At the corporate services committee meeting, Cr Jeff Seymour was concerned at the significant rates increase and suggested the rating mechanism to fund the project be considered as part of the council's next long-term plan.
Corporate services manager Alan Dickson told the council the $3 million estimation was at "the top end" and the cost would probably not reach that, but a council recommendation was needed to proceed to tender.
The recommendation was passed at Thursday's full council meeting, meaning the Balclutha community services rate, designed to cover 65% of the cost of the pool refurbishment, would rise from $53.76 to $77.35.
The remaining 35% of the project's cost would be collected from the surrounding district through the uniform annual general charge, which would rise slightly from $7.32 to $8.87.
The council would raise a loan for the pool project, repaying it over 25 years at 6% interest.
Items which contributed to the cost increase included replacing the gym roof ($75,845), tiling the entire pool area ($177,980) and replacing the plant room switchboard ($66,000).
Hawkers trading on Clutha district streets could face having their activities restricted.
The trading in public places bylaw will go through a review process, the district council decided on Thursday.
The issue of street traders competing with Balclutha businesses was raised by greengrocer Nancy Young during the regulatory services committee on September 2.
Representing Balclutha's two greengrocers, she told the committee their livelihoods were under threat from street traders who could set up anywhere and trade all day with no fixed overhead costs.
Planning and environment manager Murray Brass presented a report to the council detailing the process involved in reviewing the bylaw and outlining options on hawkers.
• Prohibiting all commercial trading in public places

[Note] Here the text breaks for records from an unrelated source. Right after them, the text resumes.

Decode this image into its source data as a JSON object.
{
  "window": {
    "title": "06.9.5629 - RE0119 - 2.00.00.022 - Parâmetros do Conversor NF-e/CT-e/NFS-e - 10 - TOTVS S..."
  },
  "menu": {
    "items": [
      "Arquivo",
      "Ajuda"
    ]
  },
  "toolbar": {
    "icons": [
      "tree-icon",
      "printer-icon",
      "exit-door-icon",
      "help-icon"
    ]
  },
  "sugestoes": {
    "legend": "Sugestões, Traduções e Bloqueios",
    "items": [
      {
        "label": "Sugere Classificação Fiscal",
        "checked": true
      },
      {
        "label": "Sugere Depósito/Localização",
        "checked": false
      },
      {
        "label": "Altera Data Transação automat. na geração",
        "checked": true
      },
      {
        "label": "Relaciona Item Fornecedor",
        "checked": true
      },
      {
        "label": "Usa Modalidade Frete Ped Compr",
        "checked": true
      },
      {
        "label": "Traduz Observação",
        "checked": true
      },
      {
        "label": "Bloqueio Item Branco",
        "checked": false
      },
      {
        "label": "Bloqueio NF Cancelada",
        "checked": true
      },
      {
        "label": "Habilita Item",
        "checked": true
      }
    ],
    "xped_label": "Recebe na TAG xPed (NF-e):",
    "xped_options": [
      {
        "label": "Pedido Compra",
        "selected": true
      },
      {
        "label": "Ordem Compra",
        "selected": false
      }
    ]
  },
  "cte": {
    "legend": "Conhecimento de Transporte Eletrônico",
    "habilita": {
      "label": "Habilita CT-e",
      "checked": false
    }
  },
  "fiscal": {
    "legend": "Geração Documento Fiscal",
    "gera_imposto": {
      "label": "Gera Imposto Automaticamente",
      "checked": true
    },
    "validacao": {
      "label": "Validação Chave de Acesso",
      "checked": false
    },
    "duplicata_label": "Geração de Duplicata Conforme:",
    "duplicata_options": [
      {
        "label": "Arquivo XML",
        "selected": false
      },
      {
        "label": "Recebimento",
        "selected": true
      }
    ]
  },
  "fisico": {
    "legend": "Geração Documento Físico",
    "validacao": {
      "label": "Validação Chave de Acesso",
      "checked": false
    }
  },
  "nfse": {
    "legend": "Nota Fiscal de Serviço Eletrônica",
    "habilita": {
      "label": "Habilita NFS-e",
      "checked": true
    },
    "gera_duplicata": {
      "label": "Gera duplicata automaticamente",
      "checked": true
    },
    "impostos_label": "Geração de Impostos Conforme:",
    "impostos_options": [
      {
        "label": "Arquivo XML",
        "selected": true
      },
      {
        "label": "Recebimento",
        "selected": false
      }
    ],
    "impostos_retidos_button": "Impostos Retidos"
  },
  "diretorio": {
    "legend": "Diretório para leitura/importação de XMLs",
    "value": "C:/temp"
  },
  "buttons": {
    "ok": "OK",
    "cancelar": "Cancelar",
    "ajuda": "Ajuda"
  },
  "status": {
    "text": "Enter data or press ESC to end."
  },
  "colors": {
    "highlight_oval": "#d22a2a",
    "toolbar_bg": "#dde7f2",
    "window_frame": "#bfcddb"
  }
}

• Restricting commercial trading in public places
• Restricting the location, timing and duration of trading
• Retaining existing conditions
As stakeholders, main-street retailers and the Chamber of Commerce would be consulted first and, based on that feedback, a draft bylaw would be prepared and presented at the October 7 council meeting.
Public consultation would be sought before the final decision is made on December 9.